Document Type


Publication Date



Computing; Geography and Geology


Although Twitter is used for emergency management activities, the relevance of tweets during a hazard event is still open to debate. In this study, six different computational (i.e. Natural Language Processing) and spatiotemporal analytical approaches were implemented to assess the relevance of risk information extracted from tweets obtained during the 2013 Colorado flood event. Primarily, tweets containing information about the flooding events and its impacts were analysed. Examination of the relationships between tweet volume and its content with precipitation amount, damage extent, and official reports revealed that relevant tweets provided information about the event and its impacts rather than any other risk information that public expects to receive via alert messages. However, only 14% of the geo-tagged tweets and only 0.06% of the total fire hose tweets were found to be relevant to the event. By providing insight into the quality of social media data and its usefulness to emergency management activities, this study contributes to the literature on quality of big data. Future research in this area would focus on assessing the reliability of relevant tweets for disaster related situational awareness.


This is an Accepted Manuscript of an article published by Taylor & Francis in 'International Journal of Digital Earth' on 6/2018, available online:
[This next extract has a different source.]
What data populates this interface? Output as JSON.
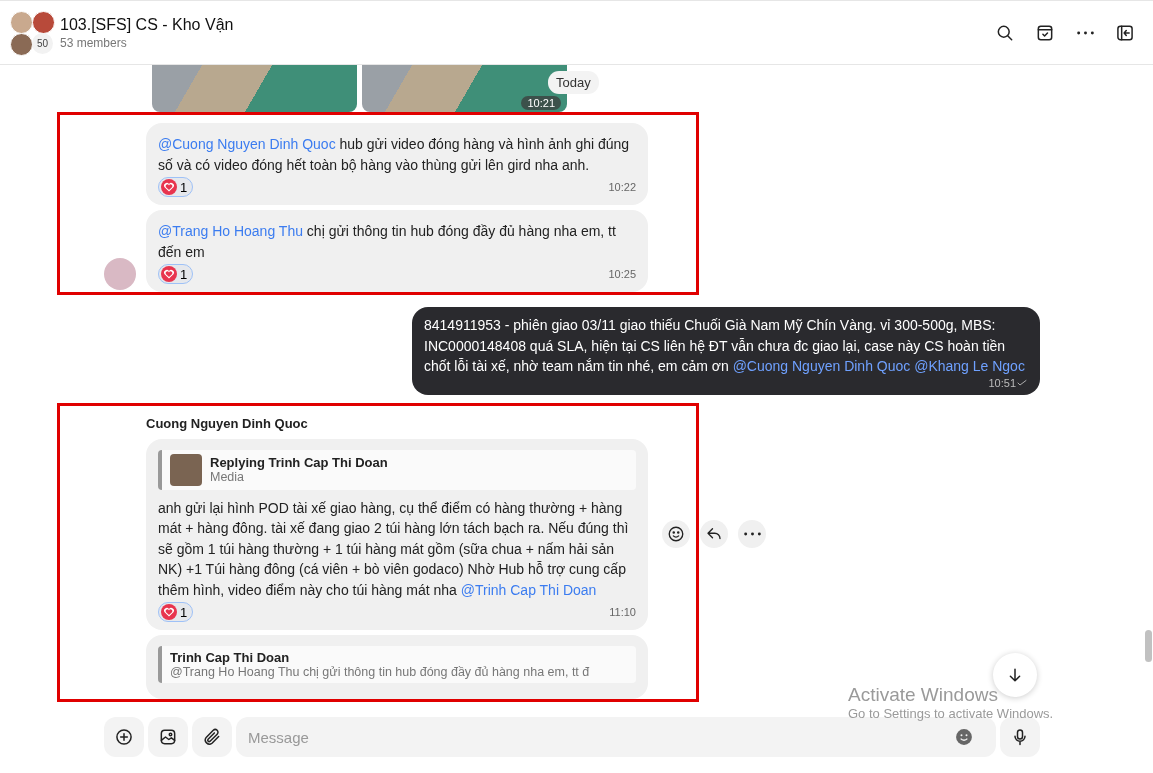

Publication Title

International Journal of Digital Earth

Find in your library